Listening to music on your mobile phone
December 29th, 2008
With the credit crunch, we’re all trying to find ways to save money. Over the next few weeks, I hope to deliver a selection of credit crunch busting tips for the technology enthusiast.
photo: William Hook
In this series of posts, I will talk about how you can get yourself the best features of the Apple iPhone 3G without having to buy an iPhone 3G – a phone which is as well known for its high price as its speed and style.
- Fast and convenient internet access, on the move
- Music player (this post)
- Personal organiser features (calendar, to do list, etc.)
- Access to my email (Gmail and Microsoft Exchange) account on the go
- Google Maps on the go
To recap, I have had a Sony Ericsson k750i for over two years which I’ve now “transformed” into a smartphone to access the internet, listen to music, organise my schedule and to stay in touch via e-mail.
The Convergence of Mobile and Music
For many years, there has been a convergence between mobile phones and portable music devices. Mobiles have gained all kinds of new multimedia features as operators have tried to cash in on our demand for entertainment on the move. Mobile phones have certainly come a long way since polyphonic ringtones – most modern mobile phones feature a MP3 player of some kind.
Portable music players such as the Apple iPod have been moving in the opposite direction. We started with Sony Walkmans and Creative MuVos which just played music. A modern music player will allow you to watch videos and play games and even access the internet.
The big mystery for technology enthusiasts is why we now need both a mobile phone and a portable music player. The Apple iPhone is probably heralded as the best example of convergence between music and mobile and proves that one device can do both.
No longer will any of us need to fit a music player in our left pocket, a mobile phone in our right and then struggle to find somewhere else for our keys.
Your Mobile Plays Music Pretty Well
The problem with the k750i is that it is limited to just 34MB of internal memory. For music, that’s pretty shoddy: you could just about fit one album on there if you squeezed the bitrate down. Luckily the k750i, and most modern phones, will allow you to expand the amount of memory by purchasing additional cards.
And good news: memory is dirt cheap. a 4GB Memory Stick Duo for Sony Ericsson mobiles costs just £13. That’ll get you 1,000 songs.
For a direct comparison, an iPod Nano 8GB costs close to £100. The equivalent amount of memory costs £30 as a memory stick duo or under £13 as a Micro SD card. Obviously, check the type of memory which your phone takes. The Memory Sticks tend to be pretty expensive compared to micro SD, but are still a lot cheaper than buying a music player with the same capacity.
Where can I get music in the MP3 format?
The Amazon MP3 store gets my recommendation for purchasing music in the MP3 format.
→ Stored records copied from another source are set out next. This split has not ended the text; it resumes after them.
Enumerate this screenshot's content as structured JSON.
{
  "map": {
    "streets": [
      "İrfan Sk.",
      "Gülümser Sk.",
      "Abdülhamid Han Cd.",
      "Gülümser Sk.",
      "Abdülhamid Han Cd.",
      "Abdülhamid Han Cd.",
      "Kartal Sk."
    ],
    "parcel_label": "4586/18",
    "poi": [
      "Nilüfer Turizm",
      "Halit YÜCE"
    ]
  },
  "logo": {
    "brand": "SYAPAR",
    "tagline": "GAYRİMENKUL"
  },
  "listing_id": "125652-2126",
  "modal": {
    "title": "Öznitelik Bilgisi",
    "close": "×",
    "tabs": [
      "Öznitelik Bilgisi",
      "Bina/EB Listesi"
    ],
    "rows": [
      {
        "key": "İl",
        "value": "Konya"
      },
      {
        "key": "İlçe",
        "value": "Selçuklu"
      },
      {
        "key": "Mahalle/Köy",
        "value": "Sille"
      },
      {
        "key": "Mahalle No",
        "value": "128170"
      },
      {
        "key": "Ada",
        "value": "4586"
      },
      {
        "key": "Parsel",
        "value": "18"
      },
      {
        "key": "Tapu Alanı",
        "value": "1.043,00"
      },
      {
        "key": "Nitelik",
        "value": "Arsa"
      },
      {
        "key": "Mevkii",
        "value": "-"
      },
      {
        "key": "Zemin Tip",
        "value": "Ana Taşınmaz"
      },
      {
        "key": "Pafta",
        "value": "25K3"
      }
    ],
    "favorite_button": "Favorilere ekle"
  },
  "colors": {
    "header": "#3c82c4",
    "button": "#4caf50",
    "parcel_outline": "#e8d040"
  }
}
Albums are available from £3 and individual songs from 59p.
With albums costing £8.99 and individual songs at 79p at iTunes, there are huge cost savings from downloading your music from Amazon MP3. As an additional benefit, your music isn’t encumbered by Apple’s DRM. Oh, and you get music at 256kbps – double the bitrate of iTunes. Not bad at all.
- It is more than likely that your current mobile phone will play MP3s
- You may need to increase the amount of memory on your device by purchasing extra memory, but memory is very cheap these days
- You can save a lot more money by avoiding iTunes and downloading your music from Amazon MP3. You also benefit from better quality music, unencumbered by DRM
My passion is helping people to get the most out of their mobile phone. I've been blogging at Ken's Tech Tips since 2005.
Aside from writing about mobile technology, my interests are in software development, digital marketing and physics. Outside of the blog, I work with numerous technology companies helping them to explain their product and helping them to market it to consumers. Please get in touch for more information.